Naturally, the title of this book is certainly a little intriguing. My first thought was ‘what the heck is a DUFF’?
The book was suggested to me on kindle store after I read a title from the same genre. (I went through a stage of reading only teenage fiction last year).
So I read it. And I finished it in a day and a half.
And then I heard that it was being made into a film. I inwardly groaned at the news, but then perked up when I heard that the illustrious Robbie Amell would be portraying Hamilton High’s very own Wesley Rush, the male lead. Mae Whitman would be playing Bianca, the female lead, with Skyler Samuels and Bianca Santos as her gal pal’s Jess and Casey. And introducing Madison Morgon, a stuck up mean girl portrayed by Bella Thorne (who, I might add, doesn’t exist in the book.)
The two adaptations couldn’t be more different. The movie franchise changed everything. Book-Bianca has crippling anxiety, a run away mother, a ridiculous denial complex, an unhealthy relationship with sex and a strong cynical nature. I admire Book-Bianca so much, because she is so perfectly flawed and relatable.
Movie-Bianca, while still being incredibly badass and sassy, is not the same person. In the movie, her dad is the runaway. In the movie, she doesn’t have a friends with benefits type relationship with Wesley Rush. In the movie, the main focus seems to be social media.
Enter bitchy Madison Morgon. Her role of the movie is to be hated, and mission accomplished. Social media queen, she is a self professed walking reality show. She has a minion to document every waking minute of her daily life, and Madison stands as an obstacle between Wesley and Bianca.
It is interesting how the director (Ari Santel) chooses to make social media a main focal point of the film. It is brilliant, creative, artistic and very, very modern. She turned a potentially dark narrative and made it comical, it’s genius really. But did she have to take away Bianca’s issues? Did she have to tone it down to her just being a little bit awkward? Couldn’t have her protagonist be too f*cked up now, could she?
The difference I noticed most was how easy the book was to read. The movie is definitely easy to watch too. I mostly fell for the book characters, and how Bianca turned the label ‘DUFF’ into a positive thing. The book faces insecurities head on, instead of making social media the prime focal point.

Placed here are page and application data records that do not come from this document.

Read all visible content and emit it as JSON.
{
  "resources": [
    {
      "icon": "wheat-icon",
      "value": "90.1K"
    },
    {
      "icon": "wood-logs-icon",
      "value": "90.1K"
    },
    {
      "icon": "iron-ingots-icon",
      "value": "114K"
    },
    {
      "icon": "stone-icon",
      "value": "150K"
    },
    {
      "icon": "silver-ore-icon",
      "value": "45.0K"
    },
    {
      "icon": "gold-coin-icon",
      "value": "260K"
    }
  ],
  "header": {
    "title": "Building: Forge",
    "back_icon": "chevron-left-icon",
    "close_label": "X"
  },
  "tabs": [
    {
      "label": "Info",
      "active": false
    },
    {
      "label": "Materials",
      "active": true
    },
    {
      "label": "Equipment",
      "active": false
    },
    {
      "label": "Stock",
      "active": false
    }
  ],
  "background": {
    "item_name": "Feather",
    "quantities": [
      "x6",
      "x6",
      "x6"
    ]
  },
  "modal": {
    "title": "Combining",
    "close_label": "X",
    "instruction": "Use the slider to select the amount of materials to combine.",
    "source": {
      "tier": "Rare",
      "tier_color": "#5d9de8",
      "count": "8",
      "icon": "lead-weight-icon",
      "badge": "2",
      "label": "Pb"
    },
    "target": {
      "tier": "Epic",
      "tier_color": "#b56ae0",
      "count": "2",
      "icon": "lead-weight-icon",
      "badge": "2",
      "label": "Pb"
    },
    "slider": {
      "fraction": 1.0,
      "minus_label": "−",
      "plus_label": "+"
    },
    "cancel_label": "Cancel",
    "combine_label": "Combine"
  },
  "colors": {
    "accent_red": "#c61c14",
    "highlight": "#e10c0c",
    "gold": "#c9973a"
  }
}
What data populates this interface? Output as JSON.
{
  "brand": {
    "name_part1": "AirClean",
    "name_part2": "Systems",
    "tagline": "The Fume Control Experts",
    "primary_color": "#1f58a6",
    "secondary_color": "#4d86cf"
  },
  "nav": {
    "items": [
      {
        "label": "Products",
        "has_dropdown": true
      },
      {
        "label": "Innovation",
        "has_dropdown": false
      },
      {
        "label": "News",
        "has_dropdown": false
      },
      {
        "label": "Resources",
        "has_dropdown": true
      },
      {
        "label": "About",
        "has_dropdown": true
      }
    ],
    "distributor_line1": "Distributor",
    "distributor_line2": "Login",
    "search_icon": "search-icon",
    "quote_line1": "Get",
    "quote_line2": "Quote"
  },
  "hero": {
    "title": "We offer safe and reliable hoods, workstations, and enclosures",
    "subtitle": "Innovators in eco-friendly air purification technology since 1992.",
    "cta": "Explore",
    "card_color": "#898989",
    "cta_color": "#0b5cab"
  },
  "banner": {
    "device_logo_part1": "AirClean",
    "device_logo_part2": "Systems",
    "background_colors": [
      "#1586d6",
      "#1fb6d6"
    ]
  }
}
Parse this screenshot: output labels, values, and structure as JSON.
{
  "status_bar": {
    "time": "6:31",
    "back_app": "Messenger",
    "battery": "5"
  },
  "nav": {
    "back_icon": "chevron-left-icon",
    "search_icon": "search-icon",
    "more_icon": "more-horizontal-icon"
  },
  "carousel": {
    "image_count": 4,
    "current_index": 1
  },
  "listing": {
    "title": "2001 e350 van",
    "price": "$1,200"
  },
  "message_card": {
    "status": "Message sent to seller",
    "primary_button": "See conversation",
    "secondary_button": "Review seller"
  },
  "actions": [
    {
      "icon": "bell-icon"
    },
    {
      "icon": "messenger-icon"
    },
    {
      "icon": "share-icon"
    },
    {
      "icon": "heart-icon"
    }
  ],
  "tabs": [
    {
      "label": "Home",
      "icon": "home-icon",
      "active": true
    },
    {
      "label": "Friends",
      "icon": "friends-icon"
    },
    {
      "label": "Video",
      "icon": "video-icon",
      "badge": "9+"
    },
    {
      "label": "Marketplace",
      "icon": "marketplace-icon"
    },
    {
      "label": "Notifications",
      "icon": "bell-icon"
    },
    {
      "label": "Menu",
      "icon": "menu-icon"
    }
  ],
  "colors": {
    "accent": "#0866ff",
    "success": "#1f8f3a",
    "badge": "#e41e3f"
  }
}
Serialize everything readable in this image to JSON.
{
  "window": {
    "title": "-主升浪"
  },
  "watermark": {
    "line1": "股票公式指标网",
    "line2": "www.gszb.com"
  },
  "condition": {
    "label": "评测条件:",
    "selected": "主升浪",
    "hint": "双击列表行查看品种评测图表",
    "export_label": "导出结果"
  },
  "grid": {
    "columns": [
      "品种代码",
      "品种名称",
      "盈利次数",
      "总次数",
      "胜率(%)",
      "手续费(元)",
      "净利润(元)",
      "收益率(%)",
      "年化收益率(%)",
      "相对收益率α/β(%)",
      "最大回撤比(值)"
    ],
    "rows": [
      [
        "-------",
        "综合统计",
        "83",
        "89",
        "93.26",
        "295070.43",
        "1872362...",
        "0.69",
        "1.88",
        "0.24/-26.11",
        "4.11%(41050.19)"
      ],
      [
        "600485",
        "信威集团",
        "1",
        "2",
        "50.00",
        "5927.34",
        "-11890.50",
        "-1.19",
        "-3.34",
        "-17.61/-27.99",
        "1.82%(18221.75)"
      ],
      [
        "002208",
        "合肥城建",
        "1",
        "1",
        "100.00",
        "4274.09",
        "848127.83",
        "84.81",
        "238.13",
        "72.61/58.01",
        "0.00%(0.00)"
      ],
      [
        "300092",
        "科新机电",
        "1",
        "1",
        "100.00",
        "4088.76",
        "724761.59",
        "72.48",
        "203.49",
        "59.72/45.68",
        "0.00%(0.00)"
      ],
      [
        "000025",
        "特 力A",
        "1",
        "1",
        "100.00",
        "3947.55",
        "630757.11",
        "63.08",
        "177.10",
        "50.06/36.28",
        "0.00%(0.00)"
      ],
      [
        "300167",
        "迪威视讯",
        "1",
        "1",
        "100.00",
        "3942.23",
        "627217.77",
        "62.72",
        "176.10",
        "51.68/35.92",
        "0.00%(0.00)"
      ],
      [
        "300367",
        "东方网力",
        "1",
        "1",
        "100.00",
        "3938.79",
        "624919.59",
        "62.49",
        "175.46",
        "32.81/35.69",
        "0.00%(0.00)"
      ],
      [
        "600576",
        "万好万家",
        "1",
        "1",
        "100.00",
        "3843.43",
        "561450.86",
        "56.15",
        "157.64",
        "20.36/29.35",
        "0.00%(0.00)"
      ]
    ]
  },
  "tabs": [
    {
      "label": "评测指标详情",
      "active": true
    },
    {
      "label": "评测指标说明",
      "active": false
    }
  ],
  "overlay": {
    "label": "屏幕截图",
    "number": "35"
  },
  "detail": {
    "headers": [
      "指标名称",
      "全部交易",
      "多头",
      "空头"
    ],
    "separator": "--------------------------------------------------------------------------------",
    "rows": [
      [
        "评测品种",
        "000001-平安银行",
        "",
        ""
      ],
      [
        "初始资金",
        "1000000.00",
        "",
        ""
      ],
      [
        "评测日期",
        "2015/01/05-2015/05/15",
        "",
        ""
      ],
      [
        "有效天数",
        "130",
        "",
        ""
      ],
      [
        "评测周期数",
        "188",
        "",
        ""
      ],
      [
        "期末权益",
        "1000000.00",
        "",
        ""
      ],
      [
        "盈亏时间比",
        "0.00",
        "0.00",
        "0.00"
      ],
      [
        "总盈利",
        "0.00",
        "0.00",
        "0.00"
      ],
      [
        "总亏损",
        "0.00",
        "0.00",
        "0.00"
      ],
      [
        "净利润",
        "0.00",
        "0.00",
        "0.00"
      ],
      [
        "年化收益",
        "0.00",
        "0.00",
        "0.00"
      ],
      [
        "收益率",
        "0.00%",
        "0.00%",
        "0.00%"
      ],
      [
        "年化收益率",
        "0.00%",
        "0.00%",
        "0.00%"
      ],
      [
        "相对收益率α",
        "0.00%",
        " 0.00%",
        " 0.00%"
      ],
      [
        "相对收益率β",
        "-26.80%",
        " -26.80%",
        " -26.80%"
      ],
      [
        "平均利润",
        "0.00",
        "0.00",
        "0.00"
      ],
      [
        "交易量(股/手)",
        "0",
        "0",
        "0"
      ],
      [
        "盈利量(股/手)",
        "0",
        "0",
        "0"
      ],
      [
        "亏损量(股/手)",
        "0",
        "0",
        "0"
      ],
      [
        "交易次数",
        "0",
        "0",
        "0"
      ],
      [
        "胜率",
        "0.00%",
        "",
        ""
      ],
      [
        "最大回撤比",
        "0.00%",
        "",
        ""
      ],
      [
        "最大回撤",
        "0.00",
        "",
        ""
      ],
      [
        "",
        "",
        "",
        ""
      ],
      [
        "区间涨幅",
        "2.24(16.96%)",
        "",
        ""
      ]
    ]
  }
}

Overall, I’d rate the book a solid 4 stars out of 5, and give the movie a 3.5 star rating. I mean, Robbie Amell has his shirt off, and I can relate to that.